A Chicago Good News Story
In 1954 I attended my church’s summer camp along with about 100 other 15 year olds at Tower Hill in Sawyer, MI. On the first day of camp, we were introduced to a visiting theological student called “Uncle Bud.” Uncle Bud was from South Africa and was studying to become a Congregational minister. He was visiting Congregational camps all over the country. Uncle Bud and I became friends and exchanged letters while he was traveling to other camps. He wrote that his full name was Bekizipho Khulekani Dludla and that I could call him Becky.

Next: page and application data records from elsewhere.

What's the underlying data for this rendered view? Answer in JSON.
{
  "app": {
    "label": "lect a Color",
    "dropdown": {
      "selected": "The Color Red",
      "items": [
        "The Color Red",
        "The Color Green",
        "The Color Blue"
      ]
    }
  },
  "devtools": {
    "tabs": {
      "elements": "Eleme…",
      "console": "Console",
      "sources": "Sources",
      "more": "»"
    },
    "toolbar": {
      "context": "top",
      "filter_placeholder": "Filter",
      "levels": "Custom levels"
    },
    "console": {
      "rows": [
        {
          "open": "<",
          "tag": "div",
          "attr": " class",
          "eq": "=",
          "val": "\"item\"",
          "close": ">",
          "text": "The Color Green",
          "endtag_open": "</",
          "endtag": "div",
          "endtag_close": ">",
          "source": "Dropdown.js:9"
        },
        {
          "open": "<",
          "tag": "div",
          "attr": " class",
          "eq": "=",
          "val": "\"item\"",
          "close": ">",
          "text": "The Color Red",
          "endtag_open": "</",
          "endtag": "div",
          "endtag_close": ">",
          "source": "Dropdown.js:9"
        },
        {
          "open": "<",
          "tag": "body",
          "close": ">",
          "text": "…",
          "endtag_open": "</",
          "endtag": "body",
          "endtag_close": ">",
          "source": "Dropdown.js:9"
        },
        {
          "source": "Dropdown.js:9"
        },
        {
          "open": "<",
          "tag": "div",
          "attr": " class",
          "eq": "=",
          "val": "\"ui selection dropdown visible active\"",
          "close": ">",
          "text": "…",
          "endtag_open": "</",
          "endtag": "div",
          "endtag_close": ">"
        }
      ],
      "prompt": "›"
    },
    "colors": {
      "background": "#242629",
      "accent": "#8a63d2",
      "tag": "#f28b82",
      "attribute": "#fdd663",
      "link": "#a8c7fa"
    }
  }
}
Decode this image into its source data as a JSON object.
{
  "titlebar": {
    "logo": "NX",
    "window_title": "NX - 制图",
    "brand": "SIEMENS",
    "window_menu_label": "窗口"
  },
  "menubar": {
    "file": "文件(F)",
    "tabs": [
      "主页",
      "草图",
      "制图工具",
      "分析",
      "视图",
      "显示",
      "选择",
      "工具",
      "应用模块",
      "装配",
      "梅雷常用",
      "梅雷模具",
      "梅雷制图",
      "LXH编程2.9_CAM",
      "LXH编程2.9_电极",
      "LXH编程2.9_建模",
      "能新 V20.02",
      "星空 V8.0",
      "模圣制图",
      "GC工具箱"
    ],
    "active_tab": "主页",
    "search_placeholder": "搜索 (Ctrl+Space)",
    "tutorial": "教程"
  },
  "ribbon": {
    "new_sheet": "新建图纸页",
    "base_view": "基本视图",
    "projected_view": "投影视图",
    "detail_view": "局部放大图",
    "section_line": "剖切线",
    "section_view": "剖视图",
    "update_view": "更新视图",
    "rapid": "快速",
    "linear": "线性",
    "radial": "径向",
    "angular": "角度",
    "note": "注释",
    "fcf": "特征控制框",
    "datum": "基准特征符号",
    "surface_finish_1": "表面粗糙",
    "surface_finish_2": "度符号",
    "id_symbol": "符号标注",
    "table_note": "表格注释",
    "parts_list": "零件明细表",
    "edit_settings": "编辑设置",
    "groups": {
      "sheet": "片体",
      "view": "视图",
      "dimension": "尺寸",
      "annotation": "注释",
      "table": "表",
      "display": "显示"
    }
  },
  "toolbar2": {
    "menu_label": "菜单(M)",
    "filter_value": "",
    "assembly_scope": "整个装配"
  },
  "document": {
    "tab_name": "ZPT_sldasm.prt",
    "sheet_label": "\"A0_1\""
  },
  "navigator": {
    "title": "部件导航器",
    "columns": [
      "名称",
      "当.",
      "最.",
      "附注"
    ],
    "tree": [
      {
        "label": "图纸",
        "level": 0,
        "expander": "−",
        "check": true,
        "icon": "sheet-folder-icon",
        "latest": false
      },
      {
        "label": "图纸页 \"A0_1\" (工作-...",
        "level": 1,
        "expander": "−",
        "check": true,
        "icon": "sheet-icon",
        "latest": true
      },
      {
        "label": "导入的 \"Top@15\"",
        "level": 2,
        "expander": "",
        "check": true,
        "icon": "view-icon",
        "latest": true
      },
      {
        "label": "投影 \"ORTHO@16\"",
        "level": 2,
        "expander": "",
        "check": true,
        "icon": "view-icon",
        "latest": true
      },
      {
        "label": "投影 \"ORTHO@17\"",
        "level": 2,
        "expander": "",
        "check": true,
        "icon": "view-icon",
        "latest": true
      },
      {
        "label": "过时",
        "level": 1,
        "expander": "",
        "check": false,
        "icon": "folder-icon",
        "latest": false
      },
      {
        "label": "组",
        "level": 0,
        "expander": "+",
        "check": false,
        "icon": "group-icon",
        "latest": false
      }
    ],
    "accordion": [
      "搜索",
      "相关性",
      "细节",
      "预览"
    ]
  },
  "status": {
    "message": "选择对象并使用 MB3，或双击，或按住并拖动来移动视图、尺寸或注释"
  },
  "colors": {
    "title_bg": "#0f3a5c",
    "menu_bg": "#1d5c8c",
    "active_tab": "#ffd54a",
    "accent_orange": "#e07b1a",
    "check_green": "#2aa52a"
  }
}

In August of 1954, at the conclusion of his travels, Becky was planning to fly to New York and head back home to South Africa. I invited him to come to Lombard to meet my family and see my church, and he agreed. Somehow, Becky made his way from O’Hare to the loop and took the Northwestern train to Lombard where I met him at the station. We walked the few block to my home where I introduced him to my mom and my sister who was 10 at the time (dad was visiting his grandmother in the city that night). Mom made dinner and we all talked and had a great time together. Then, Becky and I walked to my church where he met our minister who showed Becky the chapel and gave him a hymnal to take back home. Later Becky and I walked to the train station and he took a train back to the loop and out to O’Hare. It’s been 57 years since I’ve seen or spoken to Becky.
Last week I came across an 8×10 photo of us kids at the camp dated 1954 and there is Becky sitting in the front row with a little child on his lap. In 1955 a young man from our church group went to South Africa and I connected Becky and him. Becky had been ordained and was working in Cato Ridge. He walked from there to Durban, including crossing a swollen river, and went to the ship docks. Becky found the young man from my church 20 minutes before his ship, the African Crescent, was to leave, and gave him a photo of himself to give to me. I have that photo of Becky and all the letters he wrote, the last one dated 5 June 1972.
As I reread that letter, I realized Becky was now 85 and so wondered if he was still walking the earth. I put his name in my search engine and like magic there he was. I read that Becky was the first president of the Soldiers of Christ Movement and was co-author of the Constitution of the United Congregational Church of South Africa; that during apartheid he sheltered political activists in his church in Durban; and, as a member of the South African Council of Churches he helped obtain the release of Nelson Mandela from prison. Today, he is helping less fortunate children by funding their education.
In the morning on May 27th, I called Becky in Durban; he answered the phone. Needless to say, he was shocked and amazed to hear who it was. It had been, after all, 57 years since we had seen one another and 39 years since our last correspondence. He told me his niece had just passed away and he was packing to leave the city and go to Zululand for her funeral. If I had called five minutes later, he would have been gone. I mailed Becky a letter and photos of the 1954 camp and of me and my family. He hasn’t received them yet so only God knows if Becky and I will see one another again face to face. But if not, at least we are reconnected and that certainly is a Chicago good news story in my book.
P.S. The website where I read the first story about Rev. Bekizipho K. Dludla (Becky):